Disgraced U.S. Marine Once Backed By White House Chief of Staff Sentenced to Prison For Child Abuse

U.S. Marine Col. Todd Shane Tomko addresses the Warrior Games All-Marine Team in 2014, when he was commanding officer of the Wounded Warrior Regiment. Tomko was sentenced to 18 months in prison Tuesday in the Virginia Beach Circuit Court for abusing children. Photo by Patrick Onofre/U.S. Marine Corps

A disgraced U.S. Marine Colonel forced into retirement and defended by White House Chief of Staff John F. Kelly, was sentenced to 18 months in prison after accepting a plea deal in an unrelated case stemming from allegations of aggravated sexual battery, three counts of indecent liberties with a child, and one count of felony cruelty to children that dating back to the early 2000s.

Former Marine Colonel Todd Shane Tomko, a 33-year career officer and former commander of Wounded Warrior Regiment in Quantico, Virginia, pleaded guilty to three counts of assault and battery by way of an Alford plea, a U.S. legal doctrine where a defendant maintains his innocence, but admits that the prosecution has adequate evidence to prove to a jury or judge that he is guilty beyond a reasonable doubt.

The Tomko case rose to national prominence early this year after Kelly fell under scrutiny for his handling of domestic abuse claims against former top White House aide Rob Porter. For Kelly's critics, Tomko was another example of Kelly's support of loyal colleagues, despite the allegations they faced. When Kelly praised Tomko in 2015, he faced charges of harassment and sexual misconduct.

Kelly, who was originally brought into the White House back in July 2017 to impose order and plug a press leaky White House administration, was not able to skirt scrutiny for his handling of the Porter case and his statement of support praising the former staff secretary as "a man of true integrity and honor."

Porter resigned his position after his two former wives, Colbie Holderness and Jennifer Willoughby, accused him of physical, verbal and emotional abuse.

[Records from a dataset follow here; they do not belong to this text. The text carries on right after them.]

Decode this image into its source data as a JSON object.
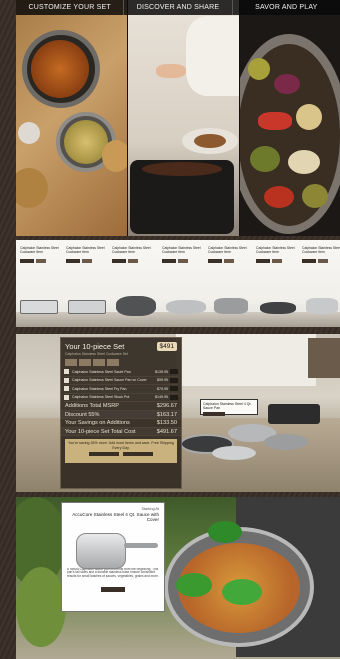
{
  "hero": {
    "tabs": [
      "CUSTOMIZE YOUR SET",
      "DISCOVER AND SHARE",
      "SAVOR AND PLAY"
    ]
  },
  "strip": {
    "item_title": "Calphalon Stainless Steel Cookware Item",
    "item_count": 7
  },
  "config": {
    "title": "Your 10-piece Set",
    "price": "$491",
    "sub": "Calphalon Stainless Steel Cookware Set",
    "items": [
      {
        "name": "Calphalon Stainless Steel Sauté Pan",
        "price": "$139.95"
      },
      {
        "name": "Calphalon Stainless Steel Sauce Pan w/ Cover",
        "price": "$99.95"
      },
      {
        "name": "Calphalon Stainless Steel Fry Pan",
        "price": "$79.95"
      },
      {
        "name": "Calphalon Stainless Steel Stock Pot",
        "price": "$149.95"
      }
    ],
    "summary": [
      {
        "label": "Additions Total MSRP",
        "value": "$296.67"
      },
      {
        "label": "Discount 55%",
        "value": "$163.17"
      },
      {
        "label": "Your Savings on Additions",
        "value": "$133.50"
      },
      {
        "label": "Your 10-piece Set Total Cost",
        "value": "$491.67"
      }
    ],
    "promo_text": "You're saving 35% more. Add more items and save. Free Shipping Every Day.",
    "tooltip": "Calphalon Stainless Steel 4 Qt. Sauce Pan"
  },
  "bottom": {
    "card_small": "Starting At",
    "card_title": "AccuCore Stainless Steel 4 Qt. Sauce with Cover",
    "card_desc": "A robust Calphalon sauce pan is a must from the beginning. This pan's tall sides and a durable stainless base ensure consistent results for small batches of sauces, vegetables, grains and more."
  },
  "colors": {
    "frame_bg": "#3a2f28",
    "panel_dark": "#322a22",
    "accent_gold": "#c9b27e"
  }
}
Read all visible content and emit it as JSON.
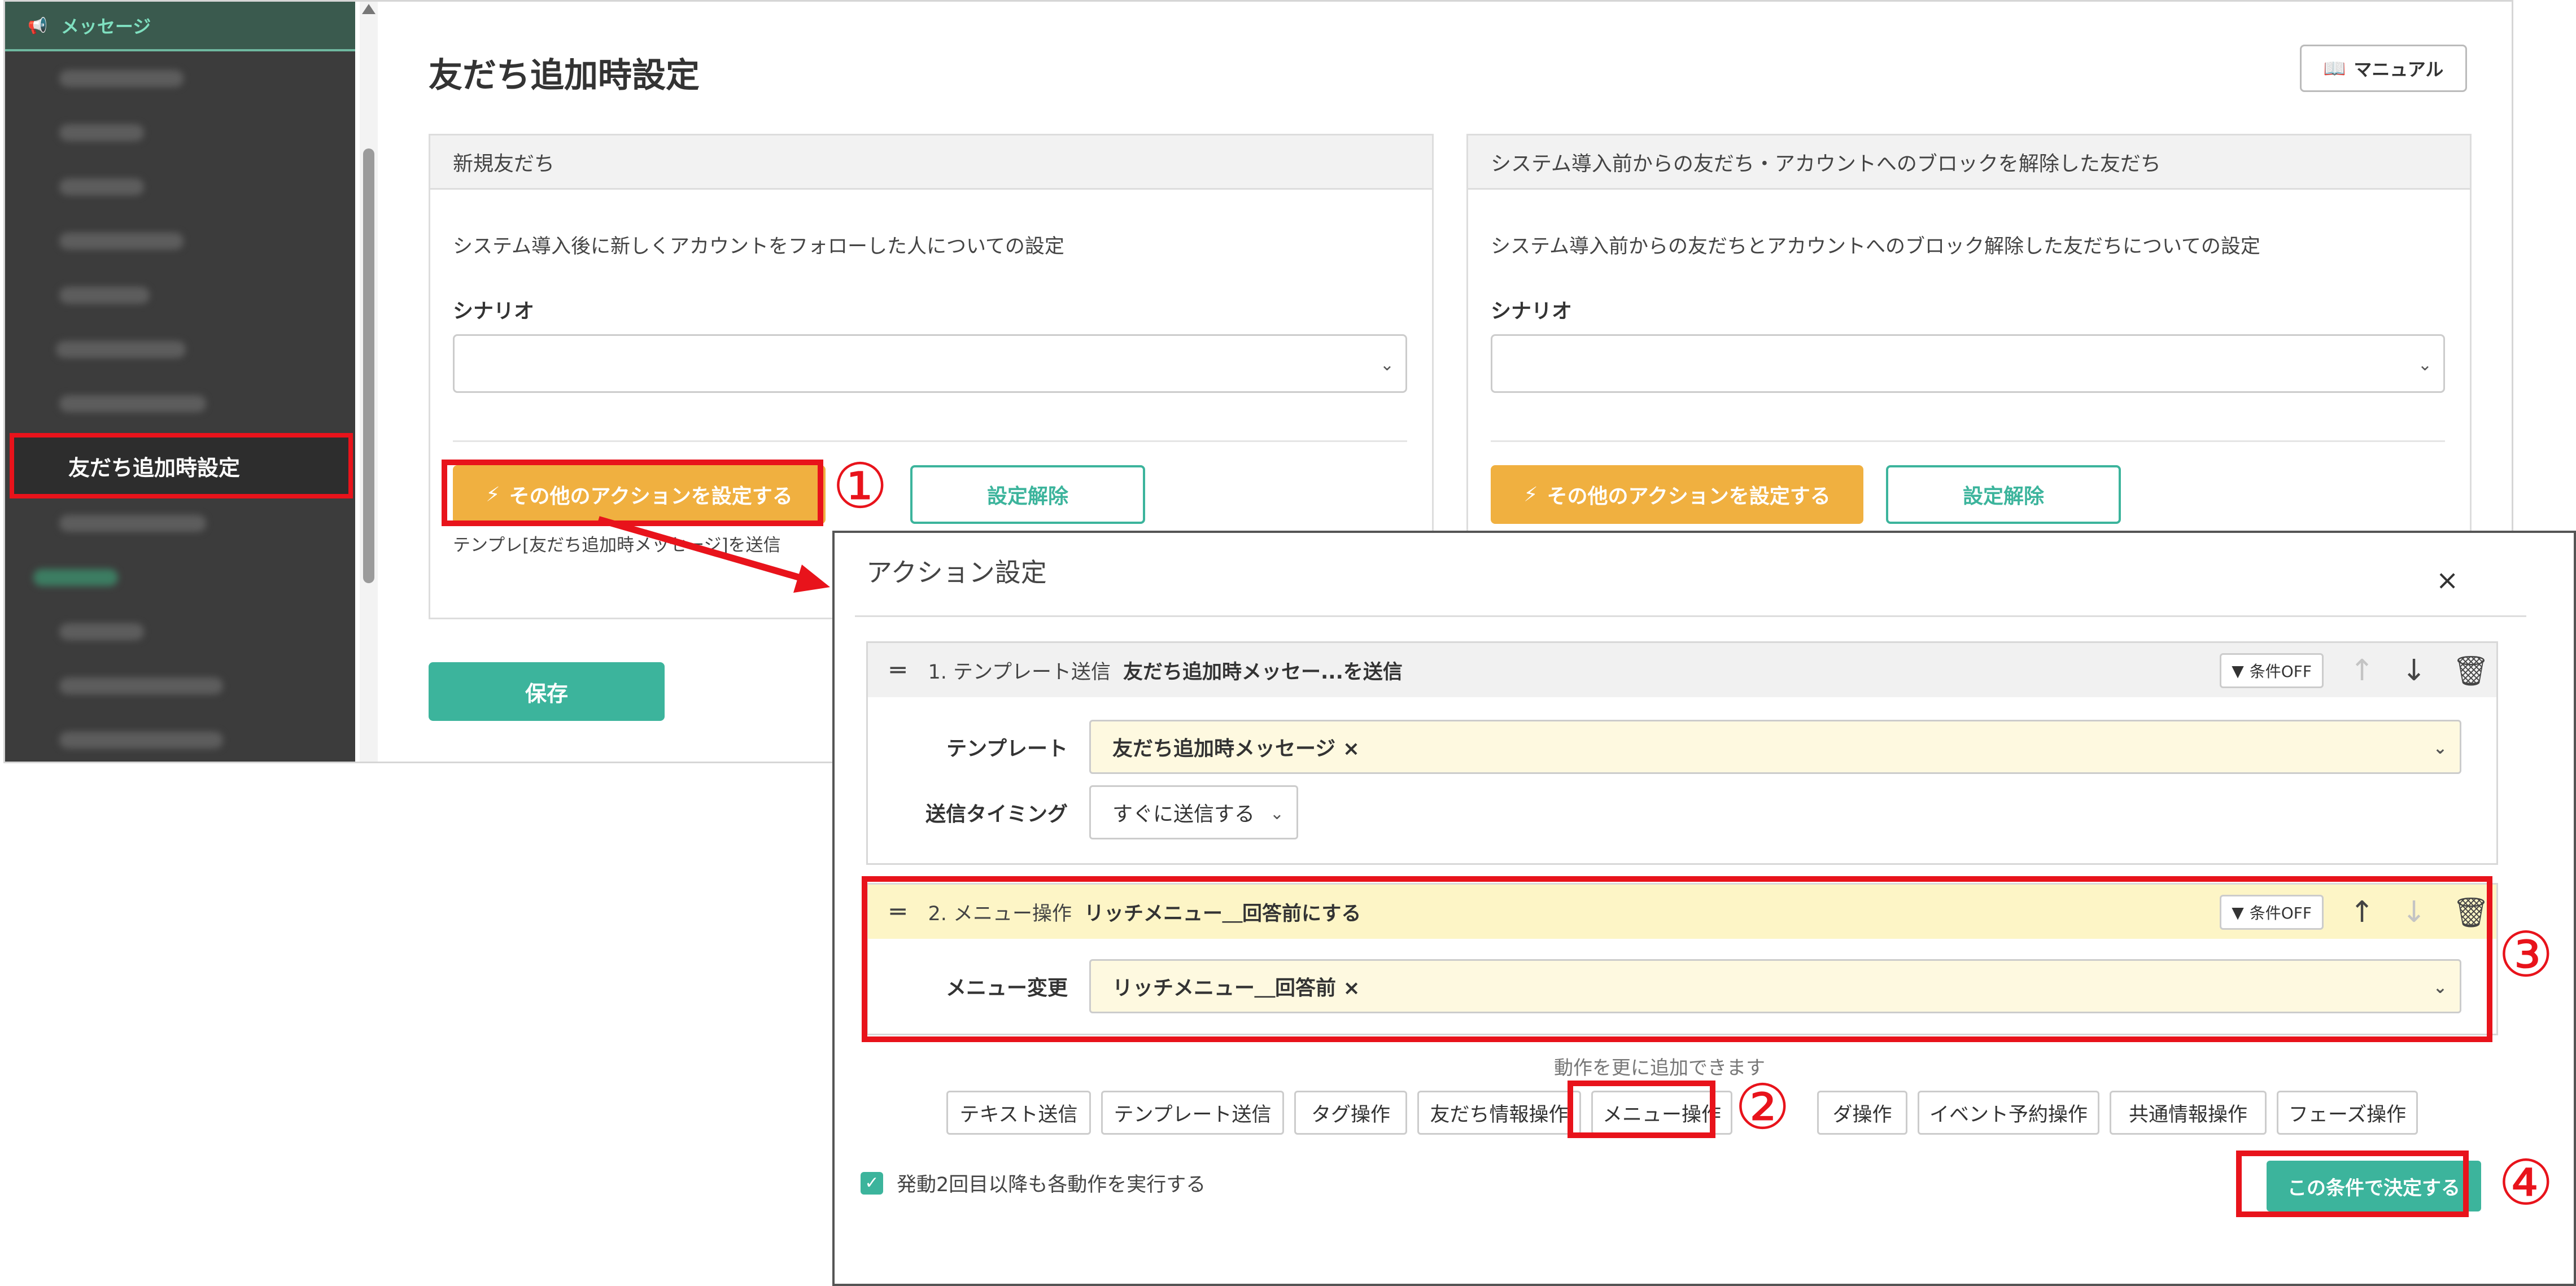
{
  "sidebar": {
    "section_label": "メッセージ",
    "section_icon": "megaphone-icon",
    "active_item": "友だち追加時設定"
  },
  "page": {
    "title": "友だち追加時設定",
    "manual_label": "マニュアル",
    "save_label": "保存"
  },
  "panels": [
    {
      "header": "新規友だち",
      "description": "システム導入後に新しくアカウントをフォローした人についての設定",
      "scenario_label": "シナリオ",
      "scenario_value": "",
      "action_button": "その他のアクションを設定する",
      "release_button": "設定解除",
      "note": "テンプレ[友だち追加時メッセージ]を送信"
    },
    {
      "header": "システム導入前からの友だち・アカウントへのブロックを解除した友だち",
      "description": "システム導入前からの友だちとアカウントへのブロック解除した友だちについての設定",
      "scenario_label": "シナリオ",
      "scenario_value": "",
      "action_button": "その他のアクションを設定する",
      "release_button": "設定解除"
    }
  ],
  "modal": {
    "title": "アクション設定",
    "close": "×",
    "actions": [
      {
        "number": "1. テンプレート送信",
        "title": "友だち追加時メッセー...を送信",
        "condition": "条件OFF",
        "fields": [
          {
            "label": "テンプレート",
            "value": "友だち追加時メッセージ ×"
          },
          {
            "label": "送信タイミング",
            "value": "すぐに送信する"
          }
        ]
      },
      {
        "number": "2. メニュー操作",
        "title": "リッチメニュー＿回答前にする",
        "condition": "条件OFF",
        "fields": [
          {
            "label": "メニュー変更",
            "value": "リッチメニュー＿回答前 ×"
          }
        ]
      }
    ],
    "add_label": "動作を更に追加できます",
    "add_buttons": [
      "テキスト送信",
      "テンプレート送信",
      "タグ操作",
      "友だち情報操作",
      "メニュー操作",
      "ダ操作",
      "イベント予約操作",
      "共通情報操作",
      "フェーズ操作"
    ],
    "repeat_label": "発動2回目以降も各動作を実行する",
    "repeat_checked": true,
    "decide_label": "この条件で決定する"
  },
  "callouts": [
    "①",
    "②",
    "③",
    "④"
  ],
  "colors": {
    "accent": "#3cb49c",
    "action_orange": "#f0b040",
    "highlight_red": "#e8131b"
  }
}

In the aftermath, White House officials struggled to answer questions about what they knew and when they knew it, amid reports that allegations from Holderness and Willoughby were stalling Porter's security clearance.

"We didn't cover ourselves in glory in how we handled [Porter]," Kelly admitted in March, but said that he had only heard about the abuse allegations against Porter through media reports—a statement that further contradicted the White House's narrative after FBI director Chris Wray testified to the Senate Intelligence Committee that the agency delivered a partial version of its security clearance investigation into Porter to the White House in March 2017, with the full report being delivered three months later.

Kelly would concede that Wray timeline to Congress had been accurate, but added, "I have absolutely nothing to even consider resigning over."

In February, the New York Times cited the Tomko case as another example of Kelly defending the accused.

In 2016, Kelly, the retired U.S. Marine general and soon-to-be Trump appointed homeland security secretary, served as a character witness for Tomko on numerous occasions during Tomko's legal march towards a general court-martial hearing, according to court-martial transcripts obtained by Newsweek through the Freedom of Information Act and reporting from The New York Times.

Kelly described Tomko as a friend and a "great leader." Despite never having served in the same unit with each other at any time throughout their careers, the two men forged a decade-long friendship, but "were not close," said Kelly.

In a pre-trial phone call, Kelly described Tomko as a "superb Marine officer," saying, "I don't know exactly what the issues are, but I certainly have never seen him berate, demean or insult anyone whether it's been race, ethnic background, gender," the Times reported. Kelly would recommend that Tomko remain in the U.S. Marine Corps.

Kelly's comments about Tomko were similar in nature to Kelly's original statement regarding Porter, saying, "I can't say enough good things about him. He is a friend, a confidante and a trusted professional. I am proud to serve alongside him."

Towards the bottom of the court transcripts obtained by Newsweek , Kelly agreed that he understood Tomko was pleading guilty to alcohol abuse, driving under the influence at Marine Corps Base Quantico and unlawful command influence, a legal concept within the armed forces' hierarchical structure that prevents military commanders from attempting to influence the military justice system. "Colonel Tomko is a great Marine," Kelly added.

Tomko eventually pleaded guilty to a number of charges at his court-martial, including conduct unbecoming of an officer and a gentleman. He was sentenced to two months of jail time and paid a $10,000 fine before being drummed out of the U.S. Marine Corps.

In November 2017, Tomko was arrested in Illinois on outstanding felony warrants from the Virginia Beach Police Department. He was charged with seven counts of child abuse, said his hometown newspaper, The Quincy Herald-Whig.

Tuesday's plea agreement sentenced Tomko to a total of 36 months for three counts of assault and battery, but the court suspended 18 of those months and gave Tomko credit for time served in the Virginia Beach City Jail and awaiting extradition from Illinois.